Goals of Geometric Design

• Maximize the comfort, safety and economy of facilities.
• Provide efficiency in traffic operation.
• Provide maximum safety at reasonable cost.
• Minimize the environmental impacts.

Affects affecting geometric design

• Design speed
• Topography
• Traffic
• Environmental factors
• Economical factors
• Vehicle properties
• Humans (the physical, mental and psychological characteristics of the driver and pedestrians like the reaction time).

• Alignment is an arrangement in a straight line or in correct relative positions.
• The position or the layout of the central line of the highway on the ground is called the alignment.
• Horizontal alignment includes straight and curved paths.
• Vertical alignment includes level and gradients.

Types of alignment

• Horizontal Alignment
• Vertical Alignment

Horizontal Alignment

• Horizontal alignment in road design consists of straight sections of road, known as tangents. Connected by circular horizontal curves.
• It is the design of the road in the horizontal plane.
• Consists of a series of tangents, circular curves and transition curves.
• Should provide safe travel at a uniform design speed.

Vertical Alignment

• Vertical alignment is the longitudinal section.
• Vertical alignment specifies the elevations of points along the roadway.

Carriage way

• The width of pavement way on which vehicles travel is called carriage way.

• Shoulders are provided along the road edge to serve as an emergency lane for vehicles.
• As per IRC, the min. width of shoulder should be 2.5m.

Formation width

• Formation width is the top width of the highway embankment or the bottom width of cutting excluding the side drain.
• Formation width = Width of Carr. Way + Width of shoulder.

Right of way

• Right of way is the area of land acquired for the land, along its alignment.
• It is the distance between boundary stones of road on either side of road.

Berm

• The distance between the road toe and inner edge of borrow pit is called Berm.
• It prevents the erosion of embankment soil.

Side drain

• For the drainage of rain water, drains are provided on either side of the road.
• Normally, side drain are required for road in cutting. For road in embankment side drain is not necessary.

Building line

• The distance from the centre line of road on either side, within which construction of building is not permitted is called building line.

Central line

• At the location like bank, hospital, factory, theatre etc. On the road where more people gather disturbance to the traffic will be more.
• The distance from the centre line to such building is called line.

Borrow pits

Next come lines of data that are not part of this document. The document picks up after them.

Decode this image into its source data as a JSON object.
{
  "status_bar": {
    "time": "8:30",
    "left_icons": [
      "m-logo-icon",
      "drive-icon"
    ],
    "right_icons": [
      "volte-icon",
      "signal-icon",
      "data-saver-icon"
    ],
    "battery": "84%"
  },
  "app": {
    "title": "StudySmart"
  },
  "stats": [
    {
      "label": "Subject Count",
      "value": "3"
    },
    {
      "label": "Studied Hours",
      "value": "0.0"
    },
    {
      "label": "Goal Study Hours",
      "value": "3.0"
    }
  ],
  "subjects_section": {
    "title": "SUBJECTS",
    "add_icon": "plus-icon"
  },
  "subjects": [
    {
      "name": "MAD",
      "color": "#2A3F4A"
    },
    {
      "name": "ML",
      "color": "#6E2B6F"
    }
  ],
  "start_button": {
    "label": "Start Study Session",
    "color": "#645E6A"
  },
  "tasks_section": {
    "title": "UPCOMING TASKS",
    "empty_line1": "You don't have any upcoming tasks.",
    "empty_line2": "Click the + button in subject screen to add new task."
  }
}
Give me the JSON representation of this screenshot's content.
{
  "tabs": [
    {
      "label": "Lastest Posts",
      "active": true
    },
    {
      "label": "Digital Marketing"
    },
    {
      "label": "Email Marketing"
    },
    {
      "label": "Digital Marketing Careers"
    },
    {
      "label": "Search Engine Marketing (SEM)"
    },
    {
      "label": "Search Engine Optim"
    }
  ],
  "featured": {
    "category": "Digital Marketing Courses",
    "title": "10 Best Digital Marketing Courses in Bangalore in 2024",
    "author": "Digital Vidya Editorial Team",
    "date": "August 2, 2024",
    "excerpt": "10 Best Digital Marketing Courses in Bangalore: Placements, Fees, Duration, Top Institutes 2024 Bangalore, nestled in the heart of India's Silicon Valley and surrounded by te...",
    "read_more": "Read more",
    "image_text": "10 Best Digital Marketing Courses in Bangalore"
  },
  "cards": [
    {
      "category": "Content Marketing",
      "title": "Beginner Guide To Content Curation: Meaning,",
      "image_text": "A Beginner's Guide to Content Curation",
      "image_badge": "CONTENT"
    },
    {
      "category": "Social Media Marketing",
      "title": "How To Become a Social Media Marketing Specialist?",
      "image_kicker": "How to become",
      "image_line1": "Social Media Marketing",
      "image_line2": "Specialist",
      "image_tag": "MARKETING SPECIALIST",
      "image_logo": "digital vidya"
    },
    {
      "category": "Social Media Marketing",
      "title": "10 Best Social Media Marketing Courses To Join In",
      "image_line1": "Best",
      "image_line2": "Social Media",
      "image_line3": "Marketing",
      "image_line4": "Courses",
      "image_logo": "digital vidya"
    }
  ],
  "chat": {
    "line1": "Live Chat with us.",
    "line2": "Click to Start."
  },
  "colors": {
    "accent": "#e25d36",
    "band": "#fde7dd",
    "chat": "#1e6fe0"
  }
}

• The pits dug along the road alignment for using excavated earth in construction of embankment are known as borrow pits.
• Borrow pit should be dug at least 5m from toe of embankment.
• The small portion left undug in a borrow pit to measure the depth of excavation is called deadman.

Kerbs

• The boundaries between pavement and shoulders or footpath are known as kerbs.

Pavement design

• A highway pavement is a structure consisting of superimposed layers of processed materials above the natural soil sub-grade.
• The pavement must provide an acceptable riding quality, adequate skid resistance, favorable light reflecting characteristics, and low noise pollution.

Camber

• Camber or cross slope is the slope provided to the road surface in the transverse direction to drain off rain water from the road surface.
• The rate of camber is usually designated by 1 in n (1 vertical to n horizontal).

Super elevation

• It is the slope across pavement surface and is fully developed in the circular curve.
• Super elevation helps the vehicle to over come the centrifugal force on the curves on pavements.
• The need for super-elevation on road curves, to ensure safety against skidding and over turning with the advent of fast moving traffic.
• In the past, roads were constructed without any regard to super elevation on curves and had generally a cambered section for drainage purposes. It was little realized then that a vehicle moving on a curve had to overcome a centrifugal force to enable it to follow the curved path instead of a straight line, but, in justice to the early designers of roads, it must be said that there was no fast traffic in those days.